When the 116th Congress started last Thursday, all pending nominations from the 115th Congress were sent back to the White House and the nominees will need to be renominated to be considered for confirmation by the new Senate. The hundreds of nominations sent back to the White House included a record number of judicial nominees, due to Democrats' delay and obstruction. Tom Jipping of the Heritage Foundation described the problem and the Democrats' tactics:
Breaking records is not always a good thing. When the 115th Congress adjourns, 69 nominations to the federal district and appeals court will expire and be returned to President Trump. That will break the record of 54 set in 1992, at the end of the 102nd Congress. . . .
Here’s one of the Democrats’ more subtle tactics.
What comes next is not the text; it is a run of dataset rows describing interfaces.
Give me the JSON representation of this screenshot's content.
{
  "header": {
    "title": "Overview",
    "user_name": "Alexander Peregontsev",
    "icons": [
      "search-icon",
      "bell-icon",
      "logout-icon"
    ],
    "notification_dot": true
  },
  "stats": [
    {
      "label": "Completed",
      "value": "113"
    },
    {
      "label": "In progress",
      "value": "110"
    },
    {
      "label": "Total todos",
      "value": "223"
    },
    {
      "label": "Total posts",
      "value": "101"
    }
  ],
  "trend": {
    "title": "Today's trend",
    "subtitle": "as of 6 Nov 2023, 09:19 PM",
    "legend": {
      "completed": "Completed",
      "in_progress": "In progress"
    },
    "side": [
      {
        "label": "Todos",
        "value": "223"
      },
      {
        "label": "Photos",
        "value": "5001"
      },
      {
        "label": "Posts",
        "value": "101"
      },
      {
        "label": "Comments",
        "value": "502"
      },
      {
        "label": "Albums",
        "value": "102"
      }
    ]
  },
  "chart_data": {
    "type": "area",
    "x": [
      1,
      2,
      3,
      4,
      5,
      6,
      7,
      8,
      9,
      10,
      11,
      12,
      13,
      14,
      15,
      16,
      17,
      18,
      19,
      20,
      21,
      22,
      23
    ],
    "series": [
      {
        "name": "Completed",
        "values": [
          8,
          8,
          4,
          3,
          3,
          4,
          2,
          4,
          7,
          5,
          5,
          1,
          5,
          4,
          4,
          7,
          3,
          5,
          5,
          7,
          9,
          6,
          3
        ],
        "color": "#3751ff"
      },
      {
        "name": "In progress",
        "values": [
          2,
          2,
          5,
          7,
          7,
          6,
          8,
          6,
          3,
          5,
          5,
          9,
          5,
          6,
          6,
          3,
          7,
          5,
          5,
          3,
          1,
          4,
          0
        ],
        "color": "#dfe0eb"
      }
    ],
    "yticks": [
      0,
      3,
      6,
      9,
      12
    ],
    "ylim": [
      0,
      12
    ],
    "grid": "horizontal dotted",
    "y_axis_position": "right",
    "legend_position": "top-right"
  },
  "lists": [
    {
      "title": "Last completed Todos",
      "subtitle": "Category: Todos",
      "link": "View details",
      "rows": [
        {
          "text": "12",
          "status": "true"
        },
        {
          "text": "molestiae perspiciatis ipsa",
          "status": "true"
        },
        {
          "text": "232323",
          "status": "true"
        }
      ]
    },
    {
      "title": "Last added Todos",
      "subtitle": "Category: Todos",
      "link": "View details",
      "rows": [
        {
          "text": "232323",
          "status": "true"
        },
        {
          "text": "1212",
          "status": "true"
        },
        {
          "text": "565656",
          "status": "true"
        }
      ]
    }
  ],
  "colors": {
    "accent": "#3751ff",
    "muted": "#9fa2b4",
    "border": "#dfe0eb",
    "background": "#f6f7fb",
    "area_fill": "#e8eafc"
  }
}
The Senate must end debate, or invoke cloture, on a nomination before it can vote on confirmation. If senators will not cooperate to end debate informally, Senate Rule 22 provides for a time-consuming roll-call vote for cloture, followed by as much as 30 hours of debate.
In the past, very little of that post-cloture debate time was used since the final outcome was obvious. Over the five decades before Trump took office, confirmation followed cloture by only a few hours nearly 50 percent of the time. Even during the Obama administration, when the process was said to be so difficult, cloture and confirmation occurred on the same day about 45 percent of the time.
That outcome has dropped to 27 percent under Trump. And this is just one obstruction tactic Senate Democrats have deployed to make the confirmation process as cumbersome as possible.
Mr. Jipping also describes how this is increasingly a problem as the number of lengthy vacancies and declared judicial emergencies grows. Democrats have decried lower vacancy and judicial emergency rates under Democratic presidents, but they seem unconcerned with slower litigation processes, increased litigation costs, and more difficult access to justice while a Republican is president.
The mainstream media was eager, as always, to help the Democrats in their efforts to oppose President Trump, with a Newsweek headline declaring "Donald Trump Suffers Setback as Senate Rejects Hundreds of Nominations." Yet instead of the Senate "rejecting" the nominations, what really happened at the end of the last Congress is that the Democrats, led by Senator Chuck Schumer, refused to do the customary end-of-Congress agreement to confirm many non-controversial nominees by voice vote. While the Senate did confirm 77 nominees on Wednesday evening, no judicial nominees were included in the final confirmation package of the 115th Congress.
What will happen to the nominations that expired at the end of the last Congress? To continue to be considered for confirmation, the President will need to re-nominate the individuals. Those who have already had committee hearings will not need another hearing, but they will need to be voted out of committee again and considered on the Senate floor. And the Democrats will continue to use every procedural delay at their disposal. But fortunately, anticipated incoming Senate Judiciary Chairman Lindsey Graham and Majority Leader Mitch McConnell remain committed to prioritizing judicial confirmations and resisting the Democrats' attempts to delay, obstruct, and attack President Trump's excellent judicial nominees.